▶ [Problem requirements] Your whole answer should be the number of lines in the material below that include the word "title".

▶ [Data supplied]
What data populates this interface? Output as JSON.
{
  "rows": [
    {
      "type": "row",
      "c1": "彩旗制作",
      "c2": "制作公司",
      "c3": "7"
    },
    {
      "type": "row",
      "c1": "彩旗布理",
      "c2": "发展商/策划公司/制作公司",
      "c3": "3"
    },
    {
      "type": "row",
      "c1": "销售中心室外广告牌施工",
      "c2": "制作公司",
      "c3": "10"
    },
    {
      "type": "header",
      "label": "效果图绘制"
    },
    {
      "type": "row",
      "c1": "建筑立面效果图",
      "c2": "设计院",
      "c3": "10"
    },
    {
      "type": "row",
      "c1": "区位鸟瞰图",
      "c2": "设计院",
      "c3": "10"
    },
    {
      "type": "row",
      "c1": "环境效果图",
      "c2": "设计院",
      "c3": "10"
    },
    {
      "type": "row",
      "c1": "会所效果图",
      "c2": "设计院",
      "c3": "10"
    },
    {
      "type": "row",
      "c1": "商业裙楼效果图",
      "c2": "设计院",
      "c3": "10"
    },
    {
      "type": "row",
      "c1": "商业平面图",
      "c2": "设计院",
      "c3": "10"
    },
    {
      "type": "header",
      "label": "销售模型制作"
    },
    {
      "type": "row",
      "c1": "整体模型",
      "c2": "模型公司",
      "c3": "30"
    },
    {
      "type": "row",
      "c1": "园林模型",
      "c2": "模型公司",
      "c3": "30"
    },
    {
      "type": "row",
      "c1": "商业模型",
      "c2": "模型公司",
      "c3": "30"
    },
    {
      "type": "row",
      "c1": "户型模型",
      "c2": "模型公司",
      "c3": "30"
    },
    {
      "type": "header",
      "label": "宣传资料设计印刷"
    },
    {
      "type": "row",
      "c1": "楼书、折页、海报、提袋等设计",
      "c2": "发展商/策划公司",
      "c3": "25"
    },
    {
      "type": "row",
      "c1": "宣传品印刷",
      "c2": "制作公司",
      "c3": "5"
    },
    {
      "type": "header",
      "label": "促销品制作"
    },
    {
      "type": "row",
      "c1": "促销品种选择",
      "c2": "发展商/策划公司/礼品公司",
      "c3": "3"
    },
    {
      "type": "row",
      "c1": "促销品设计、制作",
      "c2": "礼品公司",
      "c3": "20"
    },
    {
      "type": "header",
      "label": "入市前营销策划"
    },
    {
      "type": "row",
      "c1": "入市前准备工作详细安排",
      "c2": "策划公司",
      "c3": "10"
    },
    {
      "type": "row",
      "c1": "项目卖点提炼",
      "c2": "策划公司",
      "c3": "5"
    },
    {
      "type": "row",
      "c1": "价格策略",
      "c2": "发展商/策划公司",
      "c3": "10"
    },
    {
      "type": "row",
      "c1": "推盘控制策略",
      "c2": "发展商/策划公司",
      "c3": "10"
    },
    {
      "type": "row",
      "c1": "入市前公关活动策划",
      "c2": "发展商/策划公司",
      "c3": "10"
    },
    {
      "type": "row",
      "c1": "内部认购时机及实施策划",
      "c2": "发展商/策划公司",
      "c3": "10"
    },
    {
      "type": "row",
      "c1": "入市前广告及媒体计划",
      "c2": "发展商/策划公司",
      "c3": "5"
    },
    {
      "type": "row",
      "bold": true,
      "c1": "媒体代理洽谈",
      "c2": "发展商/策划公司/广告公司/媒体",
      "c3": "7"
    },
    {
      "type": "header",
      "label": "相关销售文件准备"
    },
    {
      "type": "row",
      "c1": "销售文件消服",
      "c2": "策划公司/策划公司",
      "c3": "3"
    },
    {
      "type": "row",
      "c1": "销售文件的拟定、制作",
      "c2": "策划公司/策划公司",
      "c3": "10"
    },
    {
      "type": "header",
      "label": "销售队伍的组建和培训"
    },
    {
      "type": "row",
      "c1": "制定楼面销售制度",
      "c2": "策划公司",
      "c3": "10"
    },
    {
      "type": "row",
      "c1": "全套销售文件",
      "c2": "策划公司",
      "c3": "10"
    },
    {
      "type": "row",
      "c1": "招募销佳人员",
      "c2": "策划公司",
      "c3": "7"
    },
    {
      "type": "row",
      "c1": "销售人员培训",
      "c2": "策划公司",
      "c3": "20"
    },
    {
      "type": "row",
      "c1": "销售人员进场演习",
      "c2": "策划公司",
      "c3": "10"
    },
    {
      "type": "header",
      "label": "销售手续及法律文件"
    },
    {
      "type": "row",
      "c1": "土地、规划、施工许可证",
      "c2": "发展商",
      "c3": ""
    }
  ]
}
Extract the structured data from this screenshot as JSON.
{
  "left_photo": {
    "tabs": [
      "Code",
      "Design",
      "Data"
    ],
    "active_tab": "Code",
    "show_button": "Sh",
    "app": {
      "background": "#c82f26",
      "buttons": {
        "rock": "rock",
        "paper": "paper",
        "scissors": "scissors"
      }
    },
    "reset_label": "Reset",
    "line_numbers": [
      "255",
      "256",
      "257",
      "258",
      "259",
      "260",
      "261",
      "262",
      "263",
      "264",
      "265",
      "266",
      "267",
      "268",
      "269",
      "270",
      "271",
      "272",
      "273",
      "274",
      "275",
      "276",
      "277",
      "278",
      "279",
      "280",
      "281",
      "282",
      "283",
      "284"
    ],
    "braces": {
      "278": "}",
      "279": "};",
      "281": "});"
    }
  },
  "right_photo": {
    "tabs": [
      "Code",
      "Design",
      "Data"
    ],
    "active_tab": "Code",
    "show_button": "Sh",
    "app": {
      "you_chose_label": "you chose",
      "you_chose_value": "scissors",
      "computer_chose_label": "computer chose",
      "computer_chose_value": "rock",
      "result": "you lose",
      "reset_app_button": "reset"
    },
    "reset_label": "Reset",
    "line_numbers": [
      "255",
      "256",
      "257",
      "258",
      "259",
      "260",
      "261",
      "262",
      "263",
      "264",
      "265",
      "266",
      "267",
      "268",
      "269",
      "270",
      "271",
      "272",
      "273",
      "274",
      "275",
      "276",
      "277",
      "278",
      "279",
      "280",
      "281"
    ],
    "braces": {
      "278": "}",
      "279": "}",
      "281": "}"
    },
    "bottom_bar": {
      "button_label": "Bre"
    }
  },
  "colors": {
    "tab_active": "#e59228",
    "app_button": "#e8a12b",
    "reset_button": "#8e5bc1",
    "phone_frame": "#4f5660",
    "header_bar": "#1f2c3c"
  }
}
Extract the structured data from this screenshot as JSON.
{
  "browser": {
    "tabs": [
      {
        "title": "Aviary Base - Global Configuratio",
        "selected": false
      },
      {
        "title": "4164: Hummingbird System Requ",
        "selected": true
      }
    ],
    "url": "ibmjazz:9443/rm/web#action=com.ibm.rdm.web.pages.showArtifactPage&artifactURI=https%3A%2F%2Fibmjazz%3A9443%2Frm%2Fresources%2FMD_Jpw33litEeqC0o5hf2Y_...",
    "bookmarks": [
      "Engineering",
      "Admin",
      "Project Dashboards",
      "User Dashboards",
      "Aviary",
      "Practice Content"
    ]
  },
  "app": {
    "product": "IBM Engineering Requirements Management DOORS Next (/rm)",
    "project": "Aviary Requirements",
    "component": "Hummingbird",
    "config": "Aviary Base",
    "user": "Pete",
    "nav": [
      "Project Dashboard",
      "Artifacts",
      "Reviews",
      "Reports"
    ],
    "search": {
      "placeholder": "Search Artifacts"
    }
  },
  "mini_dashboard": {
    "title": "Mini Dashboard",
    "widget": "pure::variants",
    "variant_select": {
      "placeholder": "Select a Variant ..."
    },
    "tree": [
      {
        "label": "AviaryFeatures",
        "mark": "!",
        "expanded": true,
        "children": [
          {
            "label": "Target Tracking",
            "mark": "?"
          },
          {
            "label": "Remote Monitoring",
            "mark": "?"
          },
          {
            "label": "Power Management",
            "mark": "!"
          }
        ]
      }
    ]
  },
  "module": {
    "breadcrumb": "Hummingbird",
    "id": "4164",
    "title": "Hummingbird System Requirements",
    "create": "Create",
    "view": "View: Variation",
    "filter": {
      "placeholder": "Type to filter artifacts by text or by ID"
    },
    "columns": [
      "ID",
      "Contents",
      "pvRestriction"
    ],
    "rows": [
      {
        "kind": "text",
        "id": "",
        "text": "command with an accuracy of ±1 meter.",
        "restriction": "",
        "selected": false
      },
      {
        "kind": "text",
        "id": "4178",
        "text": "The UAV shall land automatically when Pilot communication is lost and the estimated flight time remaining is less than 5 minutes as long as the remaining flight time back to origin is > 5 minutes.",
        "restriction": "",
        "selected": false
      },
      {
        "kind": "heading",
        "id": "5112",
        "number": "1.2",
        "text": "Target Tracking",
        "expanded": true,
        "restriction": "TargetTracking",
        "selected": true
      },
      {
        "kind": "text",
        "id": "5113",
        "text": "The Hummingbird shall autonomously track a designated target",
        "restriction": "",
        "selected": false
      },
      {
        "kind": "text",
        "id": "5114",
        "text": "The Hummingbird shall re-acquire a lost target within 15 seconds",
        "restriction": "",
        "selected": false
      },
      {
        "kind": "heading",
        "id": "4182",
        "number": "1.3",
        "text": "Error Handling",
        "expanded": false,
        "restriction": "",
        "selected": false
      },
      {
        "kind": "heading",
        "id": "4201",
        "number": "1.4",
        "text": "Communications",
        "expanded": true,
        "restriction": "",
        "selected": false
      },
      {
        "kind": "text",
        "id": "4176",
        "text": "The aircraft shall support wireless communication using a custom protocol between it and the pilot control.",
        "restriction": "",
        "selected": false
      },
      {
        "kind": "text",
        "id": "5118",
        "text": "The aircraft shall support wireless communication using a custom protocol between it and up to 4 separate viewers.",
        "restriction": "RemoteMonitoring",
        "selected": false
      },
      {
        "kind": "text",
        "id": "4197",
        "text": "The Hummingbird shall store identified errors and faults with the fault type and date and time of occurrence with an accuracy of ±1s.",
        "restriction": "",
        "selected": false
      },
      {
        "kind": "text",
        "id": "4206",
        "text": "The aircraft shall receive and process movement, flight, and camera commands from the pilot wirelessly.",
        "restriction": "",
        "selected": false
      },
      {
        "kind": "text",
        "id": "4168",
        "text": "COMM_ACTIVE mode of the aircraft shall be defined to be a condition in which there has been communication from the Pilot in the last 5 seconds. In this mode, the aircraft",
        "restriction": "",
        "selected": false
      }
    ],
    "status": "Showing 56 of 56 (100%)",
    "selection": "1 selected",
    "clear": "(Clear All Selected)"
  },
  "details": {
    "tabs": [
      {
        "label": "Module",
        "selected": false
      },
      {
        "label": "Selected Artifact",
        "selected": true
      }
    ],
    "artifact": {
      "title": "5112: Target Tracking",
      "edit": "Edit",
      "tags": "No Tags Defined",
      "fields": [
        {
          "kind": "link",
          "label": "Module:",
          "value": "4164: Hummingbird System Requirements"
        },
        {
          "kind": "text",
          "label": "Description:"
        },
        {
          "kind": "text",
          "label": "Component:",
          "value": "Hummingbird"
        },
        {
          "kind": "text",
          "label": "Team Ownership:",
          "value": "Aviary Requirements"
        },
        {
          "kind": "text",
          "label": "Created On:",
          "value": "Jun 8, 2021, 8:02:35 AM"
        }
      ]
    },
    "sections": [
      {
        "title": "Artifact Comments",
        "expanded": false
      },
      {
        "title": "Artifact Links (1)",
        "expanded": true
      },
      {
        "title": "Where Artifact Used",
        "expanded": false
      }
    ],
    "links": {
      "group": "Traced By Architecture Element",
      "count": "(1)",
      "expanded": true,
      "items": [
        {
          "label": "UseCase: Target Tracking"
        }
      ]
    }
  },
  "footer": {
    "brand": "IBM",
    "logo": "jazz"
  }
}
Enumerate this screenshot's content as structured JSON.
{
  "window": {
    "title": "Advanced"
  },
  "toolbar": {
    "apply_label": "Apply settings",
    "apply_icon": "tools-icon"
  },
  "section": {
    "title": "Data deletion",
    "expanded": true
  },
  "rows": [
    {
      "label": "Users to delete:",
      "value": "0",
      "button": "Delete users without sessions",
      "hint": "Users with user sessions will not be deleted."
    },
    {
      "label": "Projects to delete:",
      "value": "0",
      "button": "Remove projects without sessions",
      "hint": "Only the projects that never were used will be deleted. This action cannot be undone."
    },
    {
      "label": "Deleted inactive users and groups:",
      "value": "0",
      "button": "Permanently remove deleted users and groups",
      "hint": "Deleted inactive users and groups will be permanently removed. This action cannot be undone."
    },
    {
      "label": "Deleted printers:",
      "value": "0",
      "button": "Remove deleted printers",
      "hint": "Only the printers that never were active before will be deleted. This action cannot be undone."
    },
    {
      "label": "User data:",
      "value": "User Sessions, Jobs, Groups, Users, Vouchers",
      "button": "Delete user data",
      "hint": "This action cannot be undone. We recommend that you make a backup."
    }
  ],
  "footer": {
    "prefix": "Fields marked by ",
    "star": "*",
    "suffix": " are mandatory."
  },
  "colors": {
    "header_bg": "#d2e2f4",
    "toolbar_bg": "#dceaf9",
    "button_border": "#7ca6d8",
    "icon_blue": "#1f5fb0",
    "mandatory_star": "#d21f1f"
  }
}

▶ [Solution for this exercise] 10